As we see with public community colleges facing government cutbacks and not-for-profit hospitals being impacted by The Affordable Care Act and Medicaid/ Medicare cutbacks, public libraries will continue to face budget cuts and will have to take a more active role in their fundraising plans. With the softer economy and government cutbacks, these libraries will need to consider other sources such as private philanthropy and government /foundation grants.
How all of this can help your nonprofit:
1-Explore the benefits of a separate foundation. If you have one, explore how other nonprofits market their foundations.
2-Maintain a diversified fundraising plan that utilizes and array of donor channels from annual funds to special events.
3-Enhance your donor communications by maximizing your website and email/social media strategies.
4-Build your planned giving program and start a legacy society that connects to your donors.
The preceding is a guest post by Walter J. Dillingham, Jr., managing director and business development officer in the Endowments and Foundations practice of Wilmington Trust, a national wealth management company whose offerings include personal trust, wealth planning, fiduciary, asset management, and family office services. You can read the full study including tables on the GuideStar website: http://www.guidestar.org/downloadable-files/2013-public-libraries.pdf.

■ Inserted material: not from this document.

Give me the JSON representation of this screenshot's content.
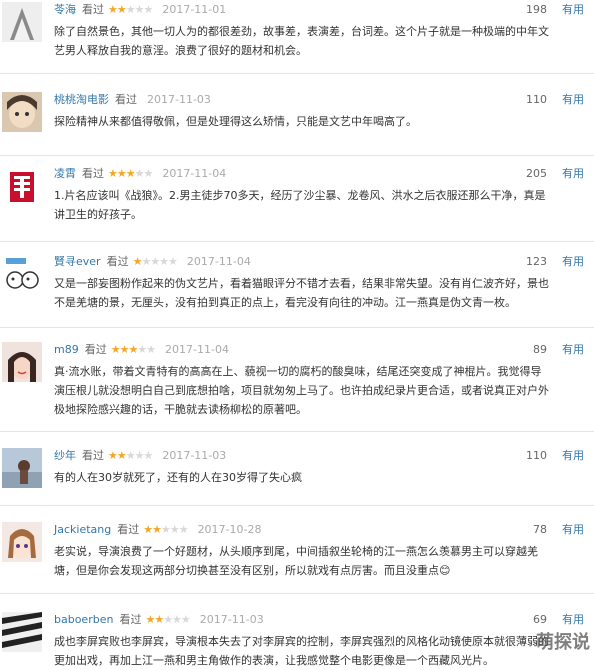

|Rank||Library Name||Library Foundation Name||Foundation Founded||Total Foundation Assets (Per IRS Form 990)|
|1||Lyndon Baines Johnson Library and Museum||Lyndon Baines Johnson Foundation||1969||$151,401,265|
|2||Robert H. Smith International Center for Jefferson Studies||The Thomas Jefferson Foundation||1923||$140,783,747|
|3||Fred W. Smith National Library for the Study of George Washington at Mt. Vernon||Mt. Vernon Ladies' Association||1853||$122,258,546|
|4||Ronald Reagan Presidential Library||Ronald Reagan Presidential Library Foundation||1985||$106,305,025|
|5||Seattle Public Library||Seattle Public Library Foundation||1981||$53,428,189|
|6||George Bush Presidential Library and Museum||George Bush President Library Foundation||1991||$49,739,006|
|7||San Diego Public Library||San Diego Public Library Foundation||2002||$40,732,689|
|8||Free Library of Philadelphia||Free Library of Philadelphia Foundation||1891||$38,294,374|
|9||John F. Kennedy Presidential Library and Museum||John F. Kennedy Library Foundation||1963||$34,047,515|
|10||Providence Public Library||Provident Public Library Foundation||2006||$31,820,384|
|11||Los Angeles Public Library||Library Foundation of Los Angeles||1992||$30,221,544|
|12||Chicago Public Library||Chicago Public Library Foundation||1986||$27,925,792|
|13||Gerald R. Ford Library and Museum||Gerald B. Ford Presidential Foundation||1984||$23,382,621|
|14||Houston Public Library||Houston Public Library Foundation||1977||$22,132,279|
|15||Indianapolis Public Library||Indianpolis-Marion County Library Foundation||1969||$17,749,563|
|16||Queens Borough Public Library||Queens Library Foundation||1988||$14,771,977|
|17||St. Paul Public Library||Friends of St. Paul Public Library||1945||$13,510,541|
|18||Saint Louis Public Library||Library Foundation for the Benefit of St. Louis Public Library||1989||$11,033,831|
|19||Nashville Public Library||Nashville Public Library Foundation||1997||$11,012,541|
|20||Allen County Public Library||Allen County Public Library Foundation||1984||$10,740,749|
|Sources: Wilmington Trust; IRS Form 990s||